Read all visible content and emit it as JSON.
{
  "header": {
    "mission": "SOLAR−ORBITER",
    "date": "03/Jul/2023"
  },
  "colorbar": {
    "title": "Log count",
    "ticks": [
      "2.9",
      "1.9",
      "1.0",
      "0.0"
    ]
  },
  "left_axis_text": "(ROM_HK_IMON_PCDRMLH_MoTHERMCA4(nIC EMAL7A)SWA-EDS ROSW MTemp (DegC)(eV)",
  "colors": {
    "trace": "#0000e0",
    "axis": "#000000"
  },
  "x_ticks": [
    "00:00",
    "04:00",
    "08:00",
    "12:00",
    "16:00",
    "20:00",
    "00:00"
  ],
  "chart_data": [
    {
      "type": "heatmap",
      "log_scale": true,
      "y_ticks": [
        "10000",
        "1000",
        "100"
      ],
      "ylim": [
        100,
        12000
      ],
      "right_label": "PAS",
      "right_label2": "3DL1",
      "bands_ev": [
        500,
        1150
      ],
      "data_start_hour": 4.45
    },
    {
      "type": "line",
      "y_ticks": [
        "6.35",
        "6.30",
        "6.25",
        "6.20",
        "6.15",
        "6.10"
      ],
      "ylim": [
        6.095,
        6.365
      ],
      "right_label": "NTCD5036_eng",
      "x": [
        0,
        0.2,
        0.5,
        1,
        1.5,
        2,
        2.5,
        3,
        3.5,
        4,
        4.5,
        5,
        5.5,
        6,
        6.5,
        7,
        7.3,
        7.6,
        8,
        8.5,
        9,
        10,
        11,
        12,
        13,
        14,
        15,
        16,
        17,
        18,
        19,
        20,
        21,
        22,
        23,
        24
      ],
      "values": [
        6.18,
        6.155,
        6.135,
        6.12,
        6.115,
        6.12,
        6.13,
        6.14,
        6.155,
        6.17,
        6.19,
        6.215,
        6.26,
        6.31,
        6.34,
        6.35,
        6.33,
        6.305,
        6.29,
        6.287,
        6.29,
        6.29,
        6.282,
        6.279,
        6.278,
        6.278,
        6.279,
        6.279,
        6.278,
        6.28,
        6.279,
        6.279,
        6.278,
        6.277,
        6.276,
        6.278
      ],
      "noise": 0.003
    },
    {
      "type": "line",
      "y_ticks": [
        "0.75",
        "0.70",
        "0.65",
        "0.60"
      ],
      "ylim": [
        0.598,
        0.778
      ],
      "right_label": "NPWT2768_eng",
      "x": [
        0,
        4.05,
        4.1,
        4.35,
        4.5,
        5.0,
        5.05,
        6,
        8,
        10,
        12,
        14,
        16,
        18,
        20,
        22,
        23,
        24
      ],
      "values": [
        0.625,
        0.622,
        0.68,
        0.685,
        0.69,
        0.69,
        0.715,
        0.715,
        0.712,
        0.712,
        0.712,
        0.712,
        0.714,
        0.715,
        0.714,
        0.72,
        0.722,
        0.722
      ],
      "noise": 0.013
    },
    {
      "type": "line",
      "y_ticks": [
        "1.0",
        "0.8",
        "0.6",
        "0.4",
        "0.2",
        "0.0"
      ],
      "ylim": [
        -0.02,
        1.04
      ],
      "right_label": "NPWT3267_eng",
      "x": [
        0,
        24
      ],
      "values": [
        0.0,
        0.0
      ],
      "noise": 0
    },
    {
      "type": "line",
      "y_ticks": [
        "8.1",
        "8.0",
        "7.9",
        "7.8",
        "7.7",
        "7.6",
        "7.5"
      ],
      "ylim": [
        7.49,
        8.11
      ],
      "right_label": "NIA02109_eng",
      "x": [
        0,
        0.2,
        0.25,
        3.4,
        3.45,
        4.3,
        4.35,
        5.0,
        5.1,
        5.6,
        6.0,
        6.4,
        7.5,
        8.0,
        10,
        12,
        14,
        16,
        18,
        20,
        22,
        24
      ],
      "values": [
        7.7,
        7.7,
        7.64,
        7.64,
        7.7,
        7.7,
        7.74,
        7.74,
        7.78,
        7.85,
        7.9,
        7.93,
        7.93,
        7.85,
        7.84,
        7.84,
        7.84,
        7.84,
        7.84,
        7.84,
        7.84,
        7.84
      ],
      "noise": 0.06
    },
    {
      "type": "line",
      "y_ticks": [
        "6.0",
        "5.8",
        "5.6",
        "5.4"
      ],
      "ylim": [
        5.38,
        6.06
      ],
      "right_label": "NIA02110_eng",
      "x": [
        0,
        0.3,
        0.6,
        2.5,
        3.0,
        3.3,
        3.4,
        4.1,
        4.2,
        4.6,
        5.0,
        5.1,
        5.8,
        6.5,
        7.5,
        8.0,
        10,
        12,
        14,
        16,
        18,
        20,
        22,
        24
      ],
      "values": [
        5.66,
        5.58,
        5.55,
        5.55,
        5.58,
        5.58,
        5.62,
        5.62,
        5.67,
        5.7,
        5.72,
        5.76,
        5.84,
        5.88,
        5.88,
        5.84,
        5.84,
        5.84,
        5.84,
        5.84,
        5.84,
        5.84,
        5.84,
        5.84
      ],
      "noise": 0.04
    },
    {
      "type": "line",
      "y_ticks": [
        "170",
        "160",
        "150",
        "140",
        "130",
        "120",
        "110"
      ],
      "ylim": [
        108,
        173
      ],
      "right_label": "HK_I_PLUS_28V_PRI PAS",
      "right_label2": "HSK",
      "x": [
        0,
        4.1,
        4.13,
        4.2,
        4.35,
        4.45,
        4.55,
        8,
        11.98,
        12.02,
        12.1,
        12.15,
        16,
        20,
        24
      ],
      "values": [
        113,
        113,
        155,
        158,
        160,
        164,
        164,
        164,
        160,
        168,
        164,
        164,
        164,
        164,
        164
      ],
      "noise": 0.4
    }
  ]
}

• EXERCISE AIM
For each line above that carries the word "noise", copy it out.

• OUTPUT FOR THIS TASK
      "noise": 0.003
      "noise": 0.013
      "noise": 0
      "noise": 0.06
      "noise": 0.04
      "noise": 0.4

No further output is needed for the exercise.